* ASSIGNMENT *
I need the entries printed again word for word, without the images.

* TASK MATERIAL *

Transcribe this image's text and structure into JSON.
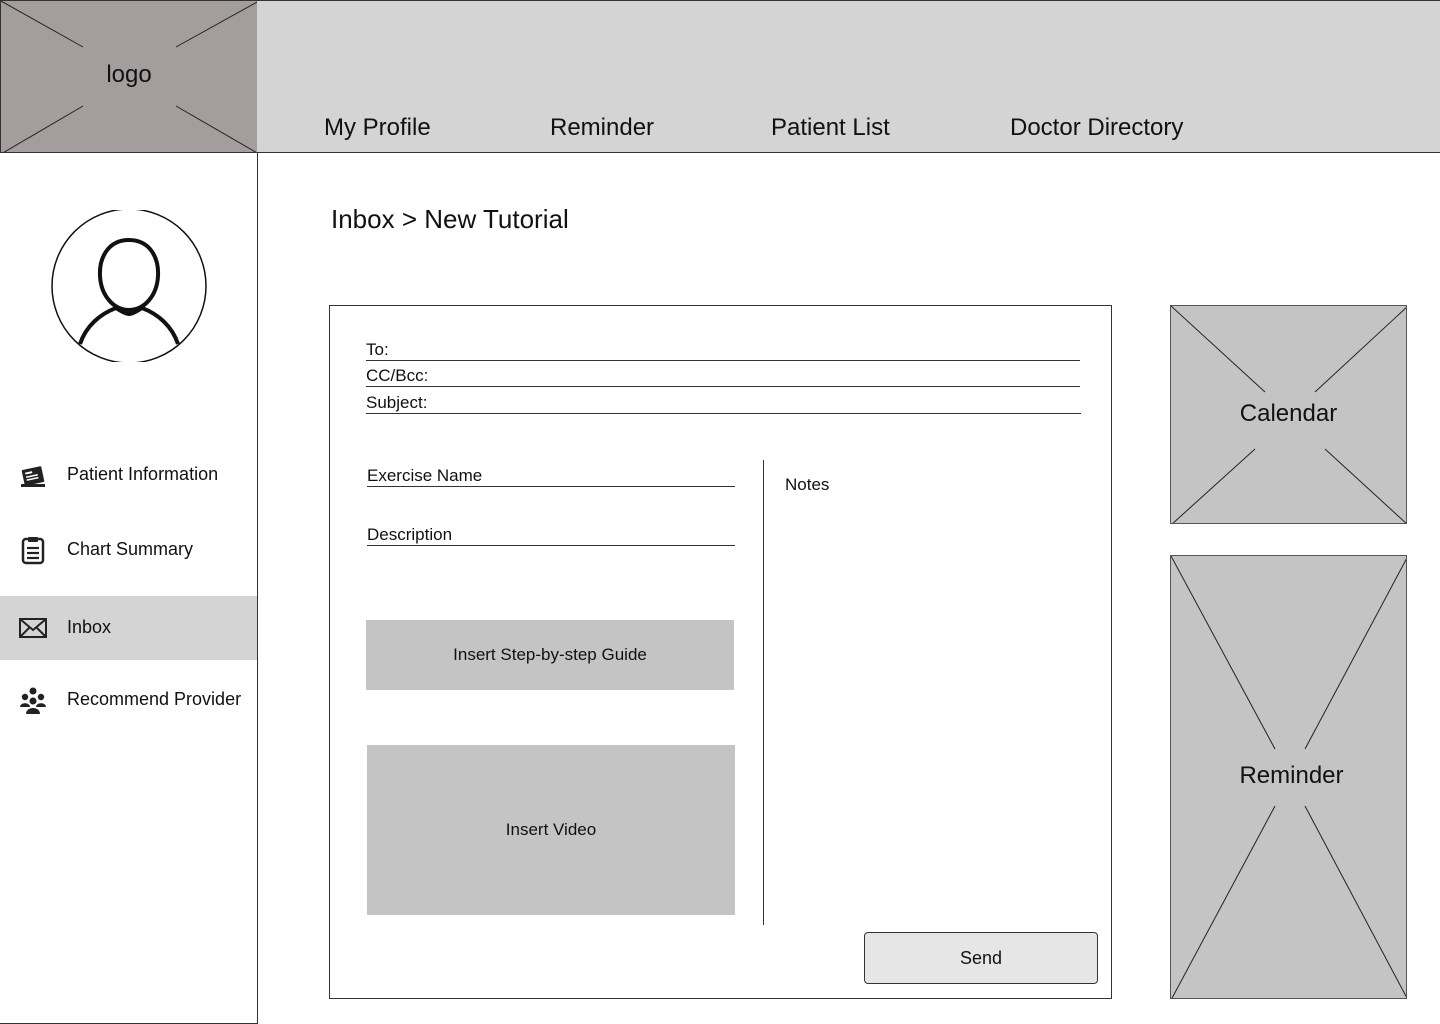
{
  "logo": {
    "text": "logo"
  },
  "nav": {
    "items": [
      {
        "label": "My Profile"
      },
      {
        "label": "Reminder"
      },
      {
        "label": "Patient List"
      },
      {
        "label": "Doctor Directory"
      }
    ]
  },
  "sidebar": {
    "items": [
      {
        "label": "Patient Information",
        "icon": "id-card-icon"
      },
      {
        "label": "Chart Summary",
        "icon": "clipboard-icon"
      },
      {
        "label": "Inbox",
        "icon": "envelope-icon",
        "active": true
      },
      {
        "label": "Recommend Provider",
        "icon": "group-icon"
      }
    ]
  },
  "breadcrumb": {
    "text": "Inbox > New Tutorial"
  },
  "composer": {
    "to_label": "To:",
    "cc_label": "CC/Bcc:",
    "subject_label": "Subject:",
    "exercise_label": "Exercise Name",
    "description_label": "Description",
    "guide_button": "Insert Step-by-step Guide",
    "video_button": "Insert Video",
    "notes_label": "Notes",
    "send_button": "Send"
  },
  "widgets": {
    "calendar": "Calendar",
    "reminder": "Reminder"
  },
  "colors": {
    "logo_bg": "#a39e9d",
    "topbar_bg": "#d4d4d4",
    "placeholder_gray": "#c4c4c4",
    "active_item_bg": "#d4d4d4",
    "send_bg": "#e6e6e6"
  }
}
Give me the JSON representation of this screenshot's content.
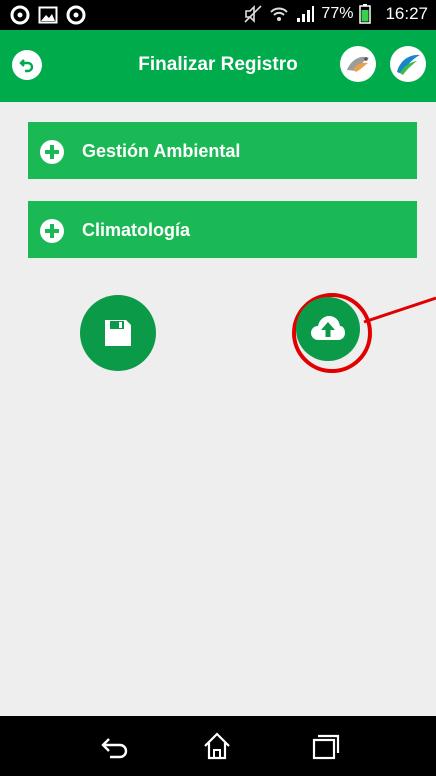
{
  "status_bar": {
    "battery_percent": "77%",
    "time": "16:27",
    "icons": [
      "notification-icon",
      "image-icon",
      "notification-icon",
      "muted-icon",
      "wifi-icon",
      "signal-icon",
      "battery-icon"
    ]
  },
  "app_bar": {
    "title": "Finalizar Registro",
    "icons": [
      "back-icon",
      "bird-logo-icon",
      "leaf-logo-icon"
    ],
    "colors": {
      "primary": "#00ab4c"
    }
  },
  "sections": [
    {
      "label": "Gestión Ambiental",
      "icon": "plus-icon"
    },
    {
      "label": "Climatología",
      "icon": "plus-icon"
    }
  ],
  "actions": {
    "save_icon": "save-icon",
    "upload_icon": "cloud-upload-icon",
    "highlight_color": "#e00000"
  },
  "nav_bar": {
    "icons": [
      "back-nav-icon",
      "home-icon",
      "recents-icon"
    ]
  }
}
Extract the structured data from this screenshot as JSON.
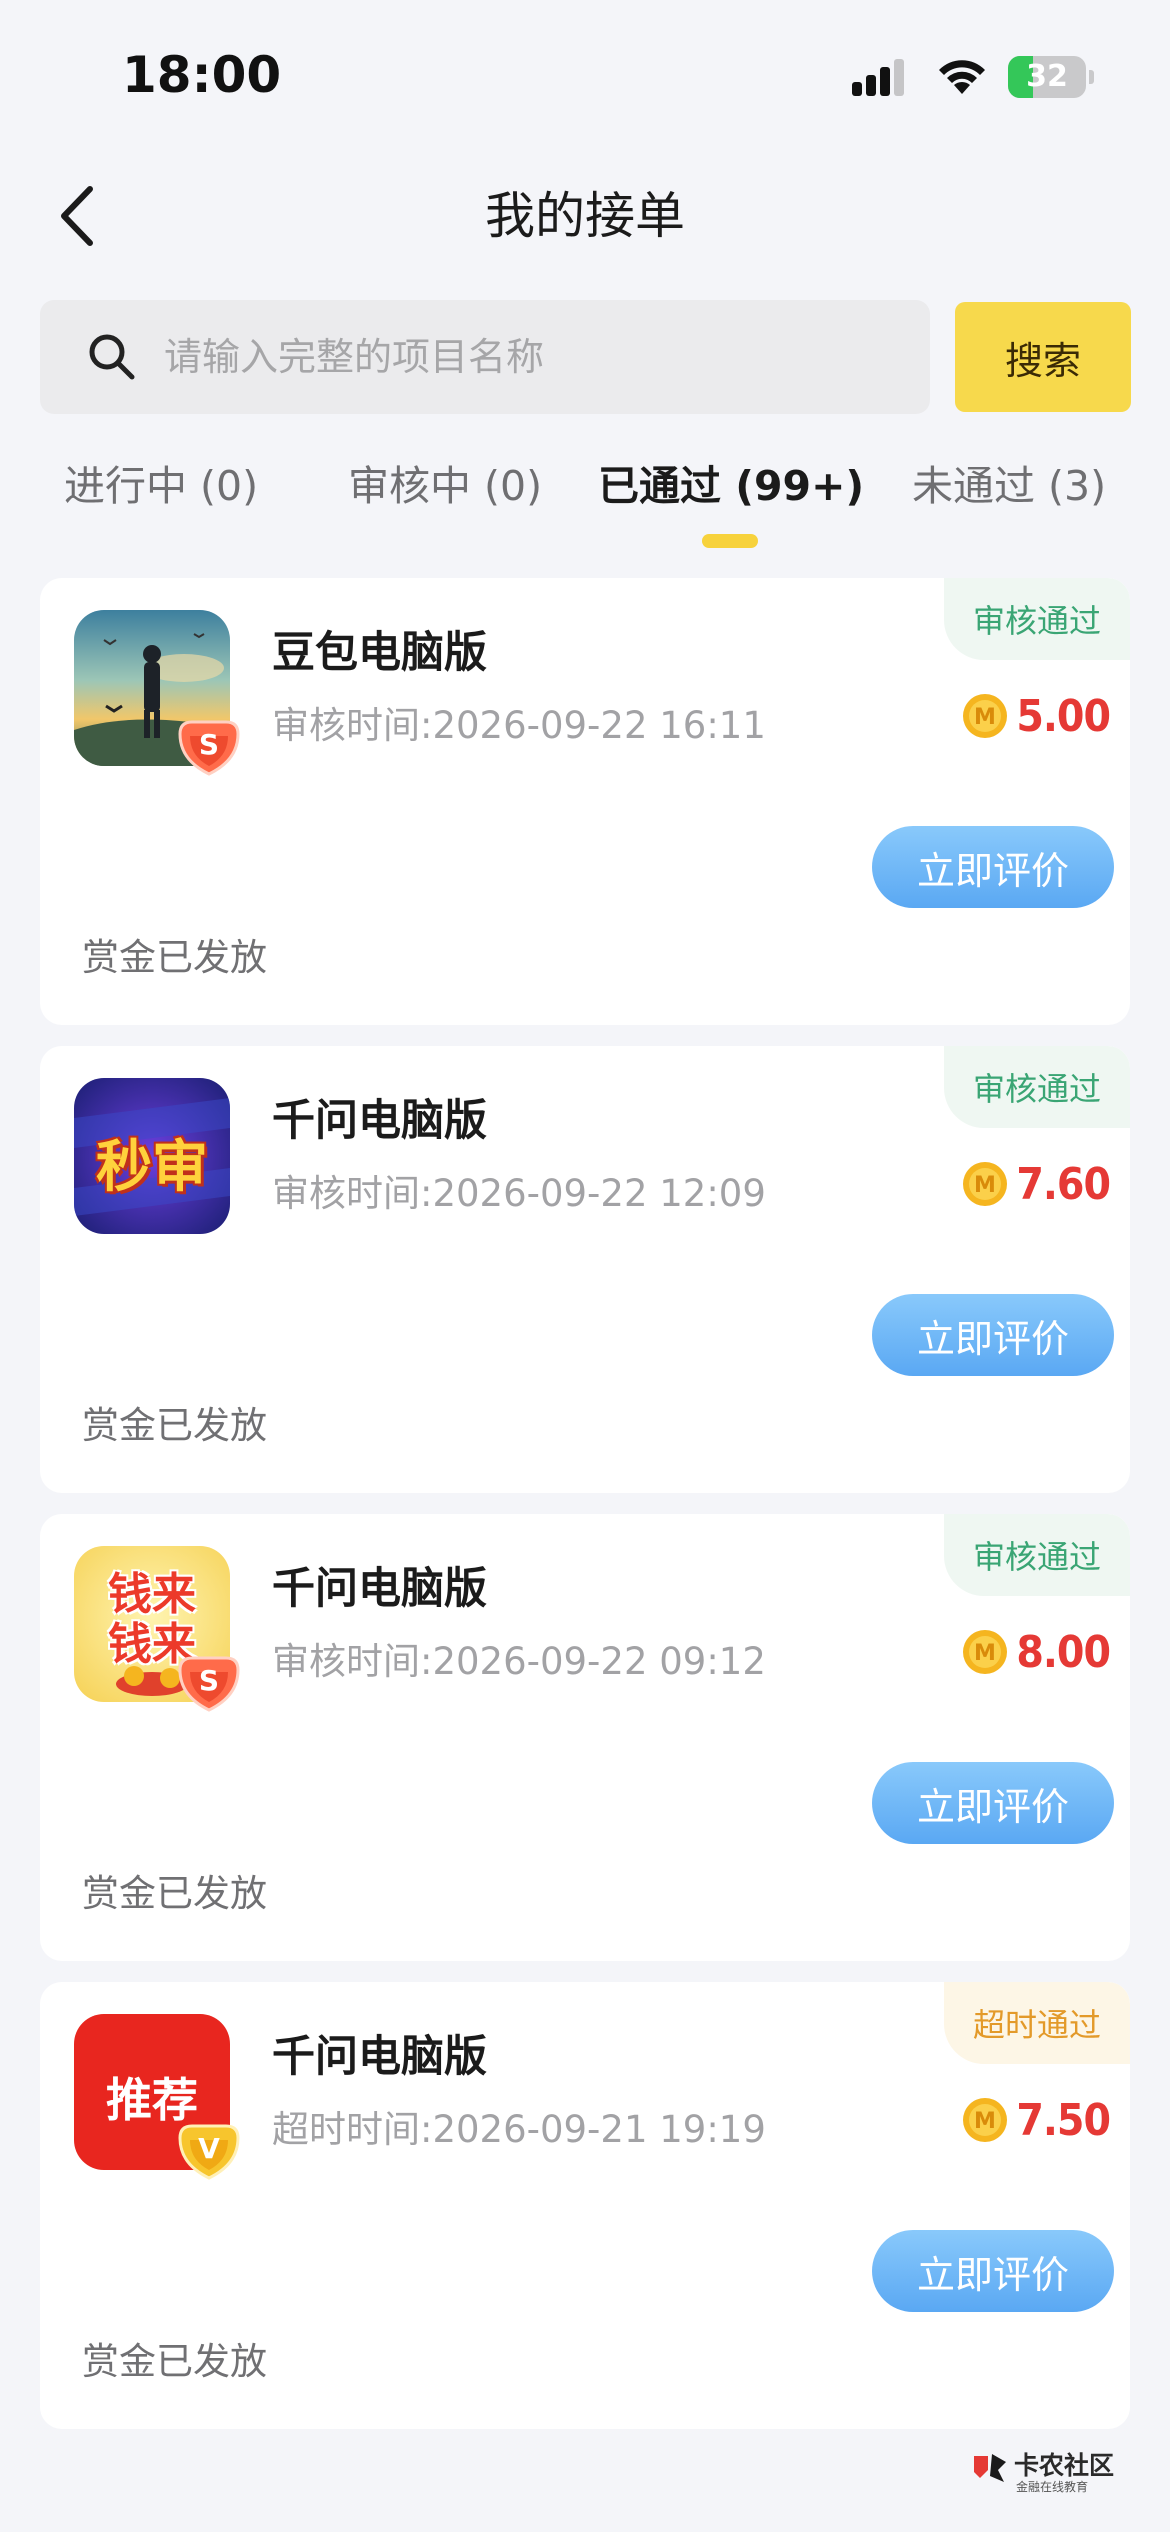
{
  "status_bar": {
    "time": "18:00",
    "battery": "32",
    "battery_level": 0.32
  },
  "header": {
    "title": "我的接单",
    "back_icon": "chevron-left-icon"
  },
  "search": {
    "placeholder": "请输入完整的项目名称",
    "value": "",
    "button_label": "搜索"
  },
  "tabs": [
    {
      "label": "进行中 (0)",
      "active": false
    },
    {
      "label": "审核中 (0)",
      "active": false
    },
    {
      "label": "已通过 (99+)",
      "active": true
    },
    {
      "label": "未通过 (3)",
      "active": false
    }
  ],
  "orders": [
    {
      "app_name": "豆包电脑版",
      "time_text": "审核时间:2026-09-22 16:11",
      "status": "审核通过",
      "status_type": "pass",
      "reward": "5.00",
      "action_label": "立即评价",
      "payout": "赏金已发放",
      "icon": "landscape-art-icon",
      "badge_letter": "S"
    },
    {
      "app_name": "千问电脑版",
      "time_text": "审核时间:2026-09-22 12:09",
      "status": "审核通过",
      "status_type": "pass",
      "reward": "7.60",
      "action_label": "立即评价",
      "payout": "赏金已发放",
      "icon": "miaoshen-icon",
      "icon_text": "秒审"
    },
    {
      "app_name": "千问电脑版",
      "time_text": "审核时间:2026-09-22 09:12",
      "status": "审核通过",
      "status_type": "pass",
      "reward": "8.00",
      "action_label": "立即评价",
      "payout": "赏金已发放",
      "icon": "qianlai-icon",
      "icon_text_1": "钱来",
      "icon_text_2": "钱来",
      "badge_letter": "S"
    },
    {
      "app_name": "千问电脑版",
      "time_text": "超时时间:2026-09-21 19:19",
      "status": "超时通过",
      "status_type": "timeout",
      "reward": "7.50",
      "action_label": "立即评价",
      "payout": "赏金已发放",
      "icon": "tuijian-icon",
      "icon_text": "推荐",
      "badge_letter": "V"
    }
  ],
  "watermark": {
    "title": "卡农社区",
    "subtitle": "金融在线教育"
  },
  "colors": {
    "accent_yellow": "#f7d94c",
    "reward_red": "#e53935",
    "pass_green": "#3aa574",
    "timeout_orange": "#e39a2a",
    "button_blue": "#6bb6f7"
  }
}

* EXERCISE SOLUTION *
Transcribe this image's text and structure into JSON.
{
  "logo": {
    "text": "logo"
  },
  "nav": {
    "items": [
      {
        "label": "My Profile"
      },
      {
        "label": "Reminder"
      },
      {
        "label": "Patient List"
      },
      {
        "label": "Doctor Directory"
      }
    ]
  },
  "sidebar": {
    "items": [
      {
        "label": "Patient Information",
        "icon": "id-card-icon"
      },
      {
        "label": "Chart Summary",
        "icon": "clipboard-icon"
      },
      {
        "label": "Inbox",
        "icon": "envelope-icon",
        "active": true
      },
      {
        "label": "Recommend Provider",
        "icon": "group-icon"
      }
    ]
  },
  "breadcrumb": {
    "text": "Inbox > New Tutorial"
  },
  "composer": {
    "to_label": "To:",
    "cc_label": "CC/Bcc:",
    "subject_label": "Subject:",
    "exercise_label": "Exercise Name",
    "description_label": "Description",
    "guide_button": "Insert Step-by-step Guide",
    "video_button": "Insert Video",
    "notes_label": "Notes",
    "send_button": "Send"
  },
  "widgets": {
    "calendar": "Calendar",
    "reminder": "Reminder"
  },
  "colors": {
    "logo_bg": "#a39e9d",
    "topbar_bg": "#d4d4d4",
    "placeholder_gray": "#c4c4c4",
    "active_item_bg": "#d4d4d4",
    "send_bg": "#e6e6e6"
  }
}
Give me the JSON representation of this screenshot's content.
{
  "status_bar": {
    "battery_percent": "77%",
    "time": "16:27",
    "icons": [
      "notification-icon",
      "image-icon",
      "notification-icon",
      "muted-icon",
      "wifi-icon",
      "signal-icon",
      "battery-icon"
    ]
  },
  "app_bar": {
    "title": "Finalizar Registro",
    "icons": [
      "back-icon",
      "bird-logo-icon",
      "leaf-logo-icon"
    ],
    "colors": {
      "primary": "#00ab4c"
    }
  },
  "sections": [
    {
      "label": "Gestión Ambiental",
      "icon": "plus-icon"
    },
    {
      "label": "Climatología",
      "icon": "plus-icon"
    }
  ],
  "actions": {
    "save_icon": "save-icon",
    "upload_icon": "cloud-upload-icon",
    "highlight_color": "#e00000"
  },
  "nav_bar": {
    "icons": [
      "back-nav-icon",
      "home-icon",
      "recents-icon"
    ]
  }
}
Extract the structured data from this screenshot as JSON.
{
  "status_bar": {
    "time": "18:00",
    "battery": "32",
    "battery_level": 0.32
  },
  "header": {
    "title": "我的接单",
    "back_icon": "chevron-left-icon"
  },
  "search": {
    "placeholder": "请输入完整的项目名称",
    "value": "",
    "button_label": "搜索"
  },
  "tabs": [
    {
      "label": "进行中 (0)",
      "active": false
    },
    {
      "label": "审核中 (0)",
      "active": false
    },
    {
      "label": "已通过 (99+)",
      "active": true
    },
    {
      "label": "未通过 (3)",
      "active": false
    }
  ],
  "orders": [
    {
      "app_name": "豆包电脑版",
      "time_text": "审核时间:2026-09-22 16:11",
      "status": "审核通过",
      "status_type": "pass",
      "reward": "5.00",
      "action_label": "立即评价",
      "payout": "赏金已发放",
      "icon": "landscape-art-icon",
      "badge_letter": "S"
    },
    {
      "app_name": "千问电脑版",
      "time_text": "审核时间:2026-09-22 12:09",
      "status": "审核通过",
      "status_type": "pass",
      "reward": "7.60",
      "action_label": "立即评价",
      "payout": "赏金已发放",
      "icon": "miaoshen-icon",
      "icon_text": "秒审"
    },
    {
      "app_name": "千问电脑版",
      "time_text": "审核时间:2026-09-22 09:12",
      "status": "审核通过",
      "status_type": "pass",
      "reward": "8.00",
      "action_label": "立即评价",
      "payout": "赏金已发放",
      "icon": "qianlai-icon",
      "icon_text_1": "钱来",
      "icon_text_2": "钱来",
      "badge_letter": "S"
    },
    {
      "app_name": "千问电脑版",
      "time_text": "超时时间:2026-09-21 19:19",
      "status": "超时通过",
      "status_type": "timeout",
      "reward": "7.50",
      "action_label": "立即评价",
      "payout": "赏金已发放",
      "icon": "tuijian-icon",
      "icon_text": "推荐",
      "badge_letter": "V"
    }
  ],
  "watermark": {
    "title": "卡农社区",
    "subtitle": "金融在线教育"
  },
  "colors": {
    "accent_yellow": "#f7d94c",
    "reward_red": "#e53935",
    "pass_green": "#3aa574",
    "timeout_orange": "#e39a2a",
    "button_blue": "#6bb6f7"
  }
}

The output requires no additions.